That brings us back to Dr. Mark Capener and his many incredible rides. Capener has competed in three OUSCI events, with three different cars- two Lamborghinis and a Dodge Viper. All of them have been heavily-modified and none produce less than 1000-horsepower. Capener is a very capable driver and has set records in land speed competition, piloting his Underground Racing-built Lamborghini past 230 mph.

He has not won any of the OUSCI events he competed in, but it's about the passion of the car for him and getting out and using it on the track and the street. He is a competitive guy who wants to do well, but his concern over what others think of his overall performance never scares him away from competing. Even though Popp and Stielow have won multiple times and someone like Brandon Ranvek may be knocking on the door in his Evo, Capener is often the competitor with the biggest target on his back.

Many of the other competitors know they won't contend for the overall title, but in searching for other victories within the event, they eye up the opportunity to take on a 1,000-horsepower Viper or a 1,500-horsepower Lamborghini.
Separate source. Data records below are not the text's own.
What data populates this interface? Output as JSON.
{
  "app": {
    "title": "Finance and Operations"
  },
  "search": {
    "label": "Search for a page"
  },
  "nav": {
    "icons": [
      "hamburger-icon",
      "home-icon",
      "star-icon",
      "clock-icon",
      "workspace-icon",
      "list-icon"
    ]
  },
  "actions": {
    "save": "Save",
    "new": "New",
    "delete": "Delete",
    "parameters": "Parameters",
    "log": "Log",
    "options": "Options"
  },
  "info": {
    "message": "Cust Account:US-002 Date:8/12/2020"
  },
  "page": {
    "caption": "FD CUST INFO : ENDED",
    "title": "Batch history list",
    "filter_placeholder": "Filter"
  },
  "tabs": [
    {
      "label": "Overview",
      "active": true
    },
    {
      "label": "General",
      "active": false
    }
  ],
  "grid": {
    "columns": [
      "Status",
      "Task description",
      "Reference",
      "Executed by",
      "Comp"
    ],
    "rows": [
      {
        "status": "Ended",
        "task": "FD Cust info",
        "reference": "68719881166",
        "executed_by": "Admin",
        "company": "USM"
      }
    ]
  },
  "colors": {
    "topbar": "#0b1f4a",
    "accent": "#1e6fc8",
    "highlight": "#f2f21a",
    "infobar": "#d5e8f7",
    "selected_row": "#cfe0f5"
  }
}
Besting Capener in the overall results is a big prize for these folks, but even having his cars in the event is very important for the credibility of the event.

When a casual fan looks at the OUSCI results and sees a long line of Camaros and Corvettes having won most of the past championships, they should ask if the event is even open to supercars like Capener's Lamborghinis. The fact that it is and the fact that he and a handful of other drivers, like Dax Snow, have stepped up and ran in the event not only silences such critics, but often piques their interest and turns them into engaged fans.

Their participation makes OPTIMA's Ultimate Street Invitational an event like no other. Someone may see a Lamborghini, a Lancia or a Pontiac LeMans at the OUSCI and they all go head to head, chasing the Ultimate Street Car Invitational crown. This has turned into a bucket list event for any serious gearhead. If you haven't been to this event before, you owe it to yourself to figure out how to get there. Until then, catch up on all the past episodes of the TV series that chronicles these iconic machines. Just add the OPTIMA Network on Roku for free and you'll be ready to binge-watch!